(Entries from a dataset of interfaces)
BEGIN
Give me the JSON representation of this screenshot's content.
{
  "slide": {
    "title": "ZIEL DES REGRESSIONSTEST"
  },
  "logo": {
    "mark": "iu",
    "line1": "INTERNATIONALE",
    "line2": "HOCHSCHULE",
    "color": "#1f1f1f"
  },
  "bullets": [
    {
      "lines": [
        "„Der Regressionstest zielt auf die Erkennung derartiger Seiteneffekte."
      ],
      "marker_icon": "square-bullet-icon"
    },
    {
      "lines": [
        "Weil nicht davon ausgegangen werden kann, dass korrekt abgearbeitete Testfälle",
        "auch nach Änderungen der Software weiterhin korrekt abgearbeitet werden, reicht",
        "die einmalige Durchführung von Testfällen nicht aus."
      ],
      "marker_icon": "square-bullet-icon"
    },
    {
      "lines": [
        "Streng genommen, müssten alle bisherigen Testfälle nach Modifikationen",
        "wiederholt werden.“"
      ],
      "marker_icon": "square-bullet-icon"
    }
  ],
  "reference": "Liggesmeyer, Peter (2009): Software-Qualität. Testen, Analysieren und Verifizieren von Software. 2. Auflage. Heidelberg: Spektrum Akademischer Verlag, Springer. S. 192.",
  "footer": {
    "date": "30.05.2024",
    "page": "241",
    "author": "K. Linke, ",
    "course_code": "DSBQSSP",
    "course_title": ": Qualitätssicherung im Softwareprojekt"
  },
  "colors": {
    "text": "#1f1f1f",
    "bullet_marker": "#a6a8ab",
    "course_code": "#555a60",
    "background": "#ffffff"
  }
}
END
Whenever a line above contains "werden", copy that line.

### SOLUTION:
        "Weil nicht davon ausgegangen werden kann, dass korrekt abgearbeitete Testfälle",
        "auch nach Änderungen der Software weiterhin korrekt abgearbeitet werden, reicht",
        "wiederholt werden.“"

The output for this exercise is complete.